◆ RECORDS FOR THE EXERCISE:
*** Block opens ***
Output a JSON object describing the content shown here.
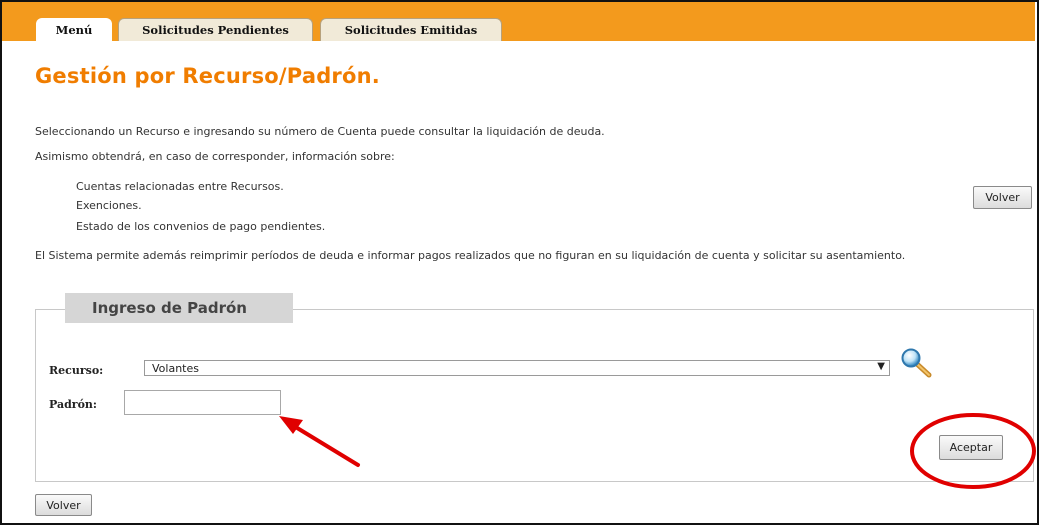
{
  "tabs": [
    {
      "label": "Menú",
      "active": true
    },
    {
      "label": "Solicitudes Pendientes",
      "active": false
    },
    {
      "label": "Solicitudes Emitidas",
      "active": false
    }
  ],
  "page_title": "Gestión por Recurso/Padrón.",
  "intro": {
    "p1": "Seleccionando un Recurso e ingresando su número de Cuenta puede consultar la liquidación de deuda.",
    "p2": "Asimismo obtendrá, en caso de corresponder, información sobre:",
    "items": [
      "Cuentas relacionadas entre Recursos.",
      "Exenciones.",
      "Estado de los convenios de pago pendientes."
    ],
    "p3": "El Sistema permite además reimprimir períodos de deuda e informar pagos realizados que no figuran en su liquidación de cuenta y solicitar su asentamiento."
  },
  "buttons": {
    "volver_top": "Volver",
    "volver_bottom": "Volver",
    "aceptar": "Aceptar"
  },
  "form": {
    "legend": "Ingreso de Padrón",
    "recurso_label": "Recurso:",
    "recurso_value": "Volantes",
    "padron_label": "Padrón:",
    "padron_value": ""
  },
  "colors": {
    "brand_orange": "#f39a1d",
    "title_orange": "#f07d00",
    "annotation_red": "#e00000"
  }
}
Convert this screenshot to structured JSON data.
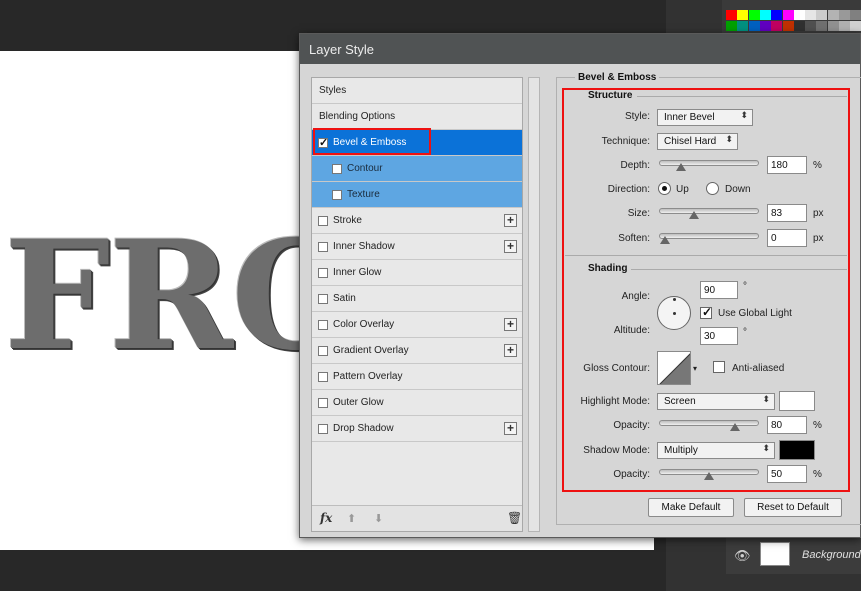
{
  "canvas": {
    "text": "FRO"
  },
  "layers": {
    "background_label": "Background"
  },
  "dialog": {
    "title": "Layer Style"
  },
  "style_list": {
    "items": [
      {
        "label": "Styles",
        "checkbox": false,
        "checked": false,
        "plus": false,
        "state": "normal"
      },
      {
        "label": "Blending Options",
        "checkbox": false,
        "checked": false,
        "plus": false,
        "state": "normal"
      },
      {
        "label": "Bevel & Emboss",
        "checkbox": true,
        "checked": true,
        "plus": false,
        "state": "selected"
      },
      {
        "label": "Contour",
        "checkbox": true,
        "checked": false,
        "plus": false,
        "state": "sub"
      },
      {
        "label": "Texture",
        "checkbox": true,
        "checked": false,
        "plus": false,
        "state": "sub"
      },
      {
        "label": "Stroke",
        "checkbox": true,
        "checked": false,
        "plus": true,
        "state": "normal"
      },
      {
        "label": "Inner Shadow",
        "checkbox": true,
        "checked": false,
        "plus": true,
        "state": "normal"
      },
      {
        "label": "Inner Glow",
        "checkbox": true,
        "checked": false,
        "plus": false,
        "state": "normal"
      },
      {
        "label": "Satin",
        "checkbox": true,
        "checked": false,
        "plus": false,
        "state": "normal"
      },
      {
        "label": "Color Overlay",
        "checkbox": true,
        "checked": false,
        "plus": true,
        "state": "normal"
      },
      {
        "label": "Gradient Overlay",
        "checkbox": true,
        "checked": false,
        "plus": true,
        "state": "normal"
      },
      {
        "label": "Pattern Overlay",
        "checkbox": true,
        "checked": false,
        "plus": false,
        "state": "normal"
      },
      {
        "label": "Outer Glow",
        "checkbox": true,
        "checked": false,
        "plus": false,
        "state": "normal"
      },
      {
        "label": "Drop Shadow",
        "checkbox": true,
        "checked": false,
        "plus": true,
        "state": "normal"
      }
    ],
    "footer": {
      "fx_label": "fx"
    }
  },
  "bevel": {
    "section_title": "Bevel & Emboss",
    "structure_title": "Structure",
    "style_label": "Style:",
    "style_value": "Inner Bevel",
    "technique_label": "Technique:",
    "technique_value": "Chisel Hard",
    "depth_label": "Depth:",
    "depth_value": "180",
    "depth_unit": "%",
    "depth_level": 0.18,
    "direction_label": "Direction:",
    "direction_up": "Up",
    "direction_down": "Down",
    "direction_selected": "Up",
    "size_label": "Size:",
    "size_value": "83",
    "size_unit": "px",
    "size_level": 0.33,
    "soften_label": "Soften:",
    "soften_value": "0",
    "soften_unit": "px",
    "soften_level": 0.0
  },
  "shading": {
    "title": "Shading",
    "angle_label": "Angle:",
    "angle_value": "90",
    "angle_unit": "°",
    "global_light_label": "Use Global Light",
    "global_light_checked": true,
    "altitude_label": "Altitude:",
    "altitude_value": "30",
    "altitude_unit": "°",
    "gloss_label": "Gloss Contour:",
    "anti_aliased_label": "Anti-aliased",
    "anti_aliased_checked": false,
    "highlight_mode_label": "Highlight Mode:",
    "highlight_mode_value": "Screen",
    "highlight_color": "#ffffff",
    "highlight_opacity_label": "Opacity:",
    "highlight_opacity_value": "80",
    "highlight_opacity_unit": "%",
    "highlight_opacity_level": 0.8,
    "shadow_mode_label": "Shadow Mode:",
    "shadow_mode_value": "Multiply",
    "shadow_color": "#000000",
    "shadow_opacity_label": "Opacity:",
    "shadow_opacity_value": "50",
    "shadow_opacity_unit": "%",
    "shadow_opacity_level": 0.5
  },
  "buttons": {
    "make_default": "Make Default",
    "reset_default": "Reset to Default"
  },
  "colors": {
    "selection": "#0b72d8",
    "sub_selection": "#5ea6e2",
    "annotation_red": "#ee1111"
  }
}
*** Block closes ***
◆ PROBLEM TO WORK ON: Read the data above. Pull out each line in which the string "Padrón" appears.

◆ YOUR RESPONSE:
  "page_title": "Gestión por Recurso/Padrón.",
    "legend": "Ingreso de Padrón",
    "padron_label": "Padrón:",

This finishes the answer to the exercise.